Question came up in a forum about why people stay in martial arts once they get past the basic tools.
The hardcore street guys allow that once you get the basics that's what you need, and if you can't get enough tools in a few months, staying for a few years won't help. They have a point -- past what you need to physically do the job, you shift into attitude and awareness and whether you are training for reality or fantasy, and what that entails. (I confess I kinda like the notion that most martial artists are training to fight dogs and when they run into a wolf, they will have big trouble. I don't agree with the notion that all martial arts are a waste of time for self-defense and won't work against the wolf. But that's a position I don't need to go into for the purposes of this discussion, save to allow that it exists and that it's an agree-to-disagree thing.)
There are all kinds of reasons to study a martial art, ranging from gaining confidence, to learning real skills in how to move, to camaraderie; getting in shape, or learning a trade might be there. Competition. And where I find myself these days, trying to master a discipline simply because I want to master it.

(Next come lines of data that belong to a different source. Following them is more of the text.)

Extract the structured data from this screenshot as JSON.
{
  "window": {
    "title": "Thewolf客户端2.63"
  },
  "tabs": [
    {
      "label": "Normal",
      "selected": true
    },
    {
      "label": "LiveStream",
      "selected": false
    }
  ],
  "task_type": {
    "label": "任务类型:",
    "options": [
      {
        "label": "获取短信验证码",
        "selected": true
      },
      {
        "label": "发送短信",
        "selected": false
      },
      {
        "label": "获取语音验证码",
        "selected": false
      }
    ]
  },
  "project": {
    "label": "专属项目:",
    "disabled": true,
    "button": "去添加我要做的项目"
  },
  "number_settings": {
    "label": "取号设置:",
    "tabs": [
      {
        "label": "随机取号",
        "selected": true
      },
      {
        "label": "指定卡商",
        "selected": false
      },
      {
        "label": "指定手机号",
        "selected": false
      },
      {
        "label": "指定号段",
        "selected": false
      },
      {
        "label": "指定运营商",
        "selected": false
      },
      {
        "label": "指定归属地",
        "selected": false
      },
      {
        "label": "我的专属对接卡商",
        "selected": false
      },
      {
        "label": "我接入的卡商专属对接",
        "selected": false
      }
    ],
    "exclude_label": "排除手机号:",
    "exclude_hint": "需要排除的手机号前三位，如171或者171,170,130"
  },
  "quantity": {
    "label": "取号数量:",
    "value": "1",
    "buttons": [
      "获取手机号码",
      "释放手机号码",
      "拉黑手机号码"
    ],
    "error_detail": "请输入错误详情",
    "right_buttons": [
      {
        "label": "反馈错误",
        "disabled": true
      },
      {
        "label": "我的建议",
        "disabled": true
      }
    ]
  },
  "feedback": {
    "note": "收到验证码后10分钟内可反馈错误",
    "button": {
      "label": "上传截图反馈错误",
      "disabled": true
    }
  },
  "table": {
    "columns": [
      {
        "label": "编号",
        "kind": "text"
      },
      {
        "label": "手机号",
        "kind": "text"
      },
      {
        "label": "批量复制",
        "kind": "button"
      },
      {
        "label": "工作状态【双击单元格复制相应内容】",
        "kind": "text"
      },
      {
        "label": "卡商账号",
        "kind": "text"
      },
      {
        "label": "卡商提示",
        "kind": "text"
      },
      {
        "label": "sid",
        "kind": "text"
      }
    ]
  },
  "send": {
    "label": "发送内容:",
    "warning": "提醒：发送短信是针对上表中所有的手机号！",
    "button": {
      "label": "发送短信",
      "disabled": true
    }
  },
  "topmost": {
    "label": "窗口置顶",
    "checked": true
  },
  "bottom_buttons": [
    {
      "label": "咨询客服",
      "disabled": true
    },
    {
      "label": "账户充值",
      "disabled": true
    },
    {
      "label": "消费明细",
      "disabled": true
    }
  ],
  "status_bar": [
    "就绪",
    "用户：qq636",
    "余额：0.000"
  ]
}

Do I know it pretty well by now? Yes. But I put a different premium on "mastery."
Back in the day, the cachet of the black belt was a big goal. Get there, you could teach, and you would be a bulletproof monk and all. Not the case once you got there, but it was part of the program that set a lot of people on a path. Sometimes an unrealistic expectation can still pay off.
I liken this long-term commitment to mastering a musical instrument. Yeah, at some point you'll get good enough to maybe entertain an audience, but the really great players never quit practicing and learning. When Segovia was pushing ninety, he was still practicing six hours a day. Not as if he didn't already know how to play, but he kept at it. At that level, the motivation is something else. What your ninety-year-old self can do isn't the same as what your thirty-year-old self could do. There is a difference between what you need and what you want, and as in many things, you will sometimes have the option to choose which you pursue.
For martial stuff, there is a point of diminishing returns vis a vis the usefulness. If Ali wins the heavyweight championship of the world, that his wrist was crooked when he threw that punch in round three that knocked his opponent down is maybe not really something that should keep him up nights worrying. But if it makes him feel better to know that his wrist was straight? Good for him.
I used to shoot smallbore pistol silhouette. Small targets at progressively longer ranges, starting with one about the size of a teacup at twenty-five years and ranging out to one the size of a dinner plate at a hundred yards. Forty targets, forty shots, your score was how many you hit. The goal was 40/40. I was in the 38/40 class most of the time. It was a game of precision.
A combat shooter who can keep all of them from his nine within the A-zone at twenty-five meters is happy, but using his weapon on a ram silhouette at a hundred yards? He might hit one or two, but I wouldn't bet on ten for ten. His weapon is great for what it is intended to do, but it's not a precision tool for a long-range discipline. He doesn't need a tack-driver; the silhouette shooter does. At short range, I'd want the 9mm combat pistol. If I had to make the head shot at a hundred yards? The hit with the .22 LR is better than a miss with the nine.